Joan removes her runners and socks, tipping out the sand and placing the socks carefully back into her shoes. She peels off her tights and singlet, folding them neatly on top of the shoes. Her skin is free and breathes in the ocean air. The wind is always a little cooler coming off the water than at home. She runs from the sand to the water, kicking her legs out to the side from her knees as she meets the water, like they taught her to in Nippers life saving. Reaching waist-deep, she dives into a small, unbroken wave. The water is clear, quiet. The wave rolls over her and moves towards the shore. Breaking the surface she begins to paddle out further, duckdiving beneath the waves like a mermaid, flicking her feet behind her and feeling the water stream through her open fingers. She swims until she is out past the break. The surfers are further down along the beach where the small swell is peaking. Longboarders tiptoe along their boards, older men with bellies hanging out and wet little ponytails dripping down their necks. The water gives Joan goosebumps, but she knows her body will adjust soon, like the surfers without wetties. Joan wades the water, feeling it move between her arms and legs, wiggling her toes to keep them warm as the ocean bobs her lightly. Chunks of dark seaweed sit still and flat on the bottom of the ocean bed like stingrays.

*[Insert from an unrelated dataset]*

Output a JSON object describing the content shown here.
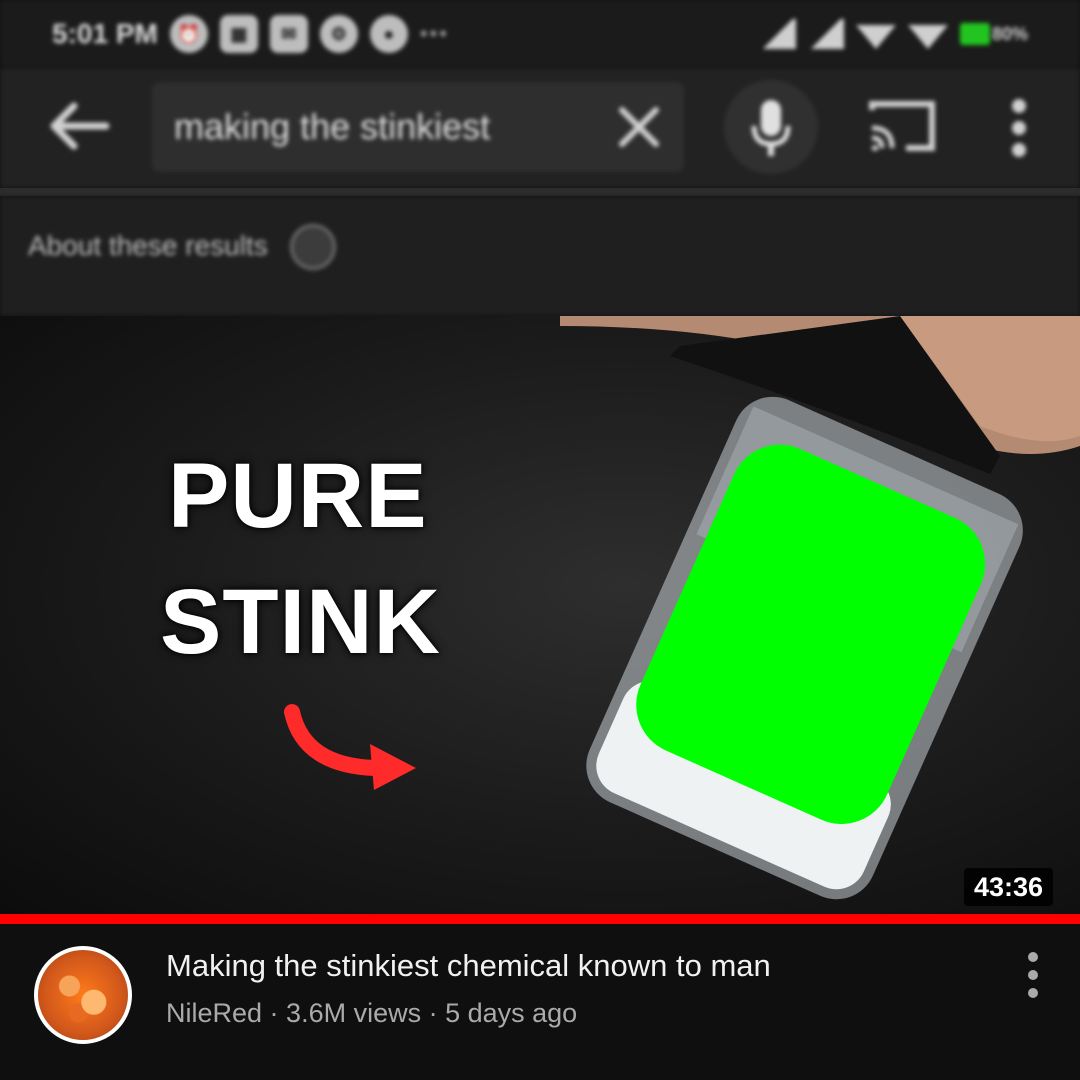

It reminds Joan of floating in the dinghy with her dad and brother at the inlet when they were kids. Giant stingrays, as big as the blow-up boat, glided underneath them as Joan and her brother shrieked and hung their heads over the side to get a closer look. Their reflections stared back at them showing their hat strings tied underneath their chins and pink zinc on their nose. The sun and water were warm and there were sandwiches waiting for them back on the beach. When the stingrays had passed, their dad had picked them up, one in each arm, and threatened to throw them overboard so they can tow the boat back to shore. They kicked and wriggled and squealed louder. Eventually, their dad had braved the stingrays, saving them all and delivering the sandwiches. Joan had thought the stingrays were giants – she had never seen them that big before, nor had she seen them since. She loved those beach days, hot and lazy in the blue beach tent, held down with bags of sand. Her mum biting into the skin of an orange and peeling it for her as Joan sat between her legs. Nothing had tasted so good before that first orange of the day.
Wading the water now, looking across the ocean to where the blue meets the sky, Joan wonders if her brother can remember those days. Couldn’t he find happiness and joy in the nostalgia of their childhood? Wasn’t it enough to pull him back from the dark times? Letting out her breath, Joan begins to sink, blowing out bubbles of air as she descends, until she hits the bottom. The salt stings her open eyes but not enough to close them. It’s a familiar feeing, that sting. She looks around the bottom of the ocean, in the blurry, never-ending blueness. It’s quiet down there, peaceful. Unable to hold her breath any longer, she kicks off from the sand, feeling the ripples of pattern like the corrugation on the dirt roads, and breaks the surface, taking in a raspy breath. She blinks the salt water from her eyes and it runs down her cheeks as if she is crying. She pictures the giant stingrays gliding through the water, and begins to swim back to shore.